Data records for software interfaces
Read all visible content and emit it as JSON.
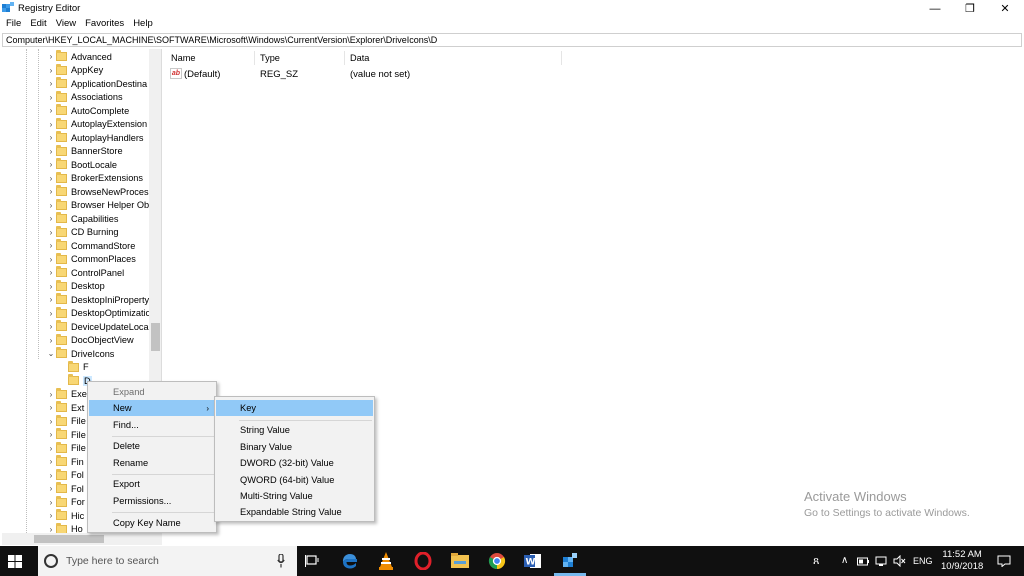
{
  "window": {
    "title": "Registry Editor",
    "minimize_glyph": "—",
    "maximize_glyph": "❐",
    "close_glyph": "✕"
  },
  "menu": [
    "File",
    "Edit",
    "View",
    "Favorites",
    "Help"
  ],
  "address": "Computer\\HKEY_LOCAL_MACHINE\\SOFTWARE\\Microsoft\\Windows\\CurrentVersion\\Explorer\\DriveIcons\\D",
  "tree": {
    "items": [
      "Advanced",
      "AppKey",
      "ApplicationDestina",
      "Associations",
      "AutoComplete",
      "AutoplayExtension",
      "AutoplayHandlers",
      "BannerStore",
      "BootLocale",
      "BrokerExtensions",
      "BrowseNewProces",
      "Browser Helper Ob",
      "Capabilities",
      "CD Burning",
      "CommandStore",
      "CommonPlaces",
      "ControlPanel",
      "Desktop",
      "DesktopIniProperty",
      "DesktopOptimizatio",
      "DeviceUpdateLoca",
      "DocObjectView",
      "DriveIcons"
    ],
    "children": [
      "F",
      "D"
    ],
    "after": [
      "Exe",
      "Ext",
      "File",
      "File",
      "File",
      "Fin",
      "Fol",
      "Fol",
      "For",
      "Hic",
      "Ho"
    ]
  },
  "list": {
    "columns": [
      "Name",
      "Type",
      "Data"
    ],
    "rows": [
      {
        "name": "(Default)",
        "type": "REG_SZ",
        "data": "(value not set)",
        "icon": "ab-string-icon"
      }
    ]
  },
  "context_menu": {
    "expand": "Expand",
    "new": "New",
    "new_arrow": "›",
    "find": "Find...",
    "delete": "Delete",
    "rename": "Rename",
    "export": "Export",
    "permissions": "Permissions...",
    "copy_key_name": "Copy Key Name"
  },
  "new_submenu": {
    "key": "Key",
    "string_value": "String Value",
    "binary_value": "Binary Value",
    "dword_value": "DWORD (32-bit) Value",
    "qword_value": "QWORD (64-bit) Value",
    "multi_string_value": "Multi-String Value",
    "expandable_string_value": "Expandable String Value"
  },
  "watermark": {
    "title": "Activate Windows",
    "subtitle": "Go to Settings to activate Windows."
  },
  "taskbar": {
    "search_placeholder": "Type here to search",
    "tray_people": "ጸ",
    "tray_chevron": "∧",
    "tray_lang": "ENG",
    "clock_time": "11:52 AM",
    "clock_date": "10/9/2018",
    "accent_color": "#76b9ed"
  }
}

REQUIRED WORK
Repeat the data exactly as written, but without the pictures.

SOLUTION TO THE EXERCISE
Read all visible content and emit it as JSON.
{
  "window": {
    "title": "Registry Editor",
    "minimize_glyph": "—",
    "maximize_glyph": "❐",
    "close_glyph": "✕"
  },
  "menu": [
    "File",
    "Edit",
    "View",
    "Favorites",
    "Help"
  ],
  "address": "Computer\\HKEY_LOCAL_MACHINE\\SOFTWARE\\Microsoft\\Windows\\CurrentVersion\\Explorer\\DriveIcons\\D",
  "tree": {
    "items": [
      "Advanced",
      "AppKey",
      "ApplicationDestina",
      "Associations",
      "AutoComplete",
      "AutoplayExtension",
      "AutoplayHandlers",
      "BannerStore",
      "BootLocale",
      "BrokerExtensions",
      "BrowseNewProces",
      "Browser Helper Ob",
      "Capabilities",
      "CD Burning",
      "CommandStore",
      "CommonPlaces",
      "ControlPanel",
      "Desktop",
      "DesktopIniProperty",
      "DesktopOptimizatio",
      "DeviceUpdateLoca",
      "DocObjectView",
      "DriveIcons"
    ],
    "children": [
      "F",
      "D"
    ],
    "after": [
      "Exe",
      "Ext",
      "File",
      "File",
      "File",
      "Fin",
      "Fol",
      "Fol",
      "For",
      "Hic",
      "Ho"
    ]
  },
  "list": {
    "columns": [
      "Name",
      "Type",
      "Data"
    ],
    "rows": [
      {
        "name": "(Default)",
        "type": "REG_SZ",
        "data": "(value not set)",
        "icon": "ab-string-icon"
      }
    ]
  },
  "context_menu": {
    "expand": "Expand",
    "new": "New",
    "new_arrow": "›",
    "find": "Find...",
    "delete": "Delete",
    "rename": "Rename",
    "export": "Export",
    "permissions": "Permissions...",
    "copy_key_name": "Copy Key Name"
  },
  "new_submenu": {
    "key": "Key",
    "string_value": "String Value",
    "binary_value": "Binary Value",
    "dword_value": "DWORD (32-bit) Value",
    "qword_value": "QWORD (64-bit) Value",
    "multi_string_value": "Multi-String Value",
    "expandable_string_value": "Expandable String Value"
  },
  "watermark": {
    "title": "Activate Windows",
    "subtitle": "Go to Settings to activate Windows."
  },
  "taskbar": {
    "search_placeholder": "Type here to search",
    "tray_people": "ጸ",
    "tray_chevron": "∧",
    "tray_lang": "ENG",
    "clock_time": "11:52 AM",
    "clock_date": "10/9/2018",
    "accent_color": "#76b9ed"
  }
}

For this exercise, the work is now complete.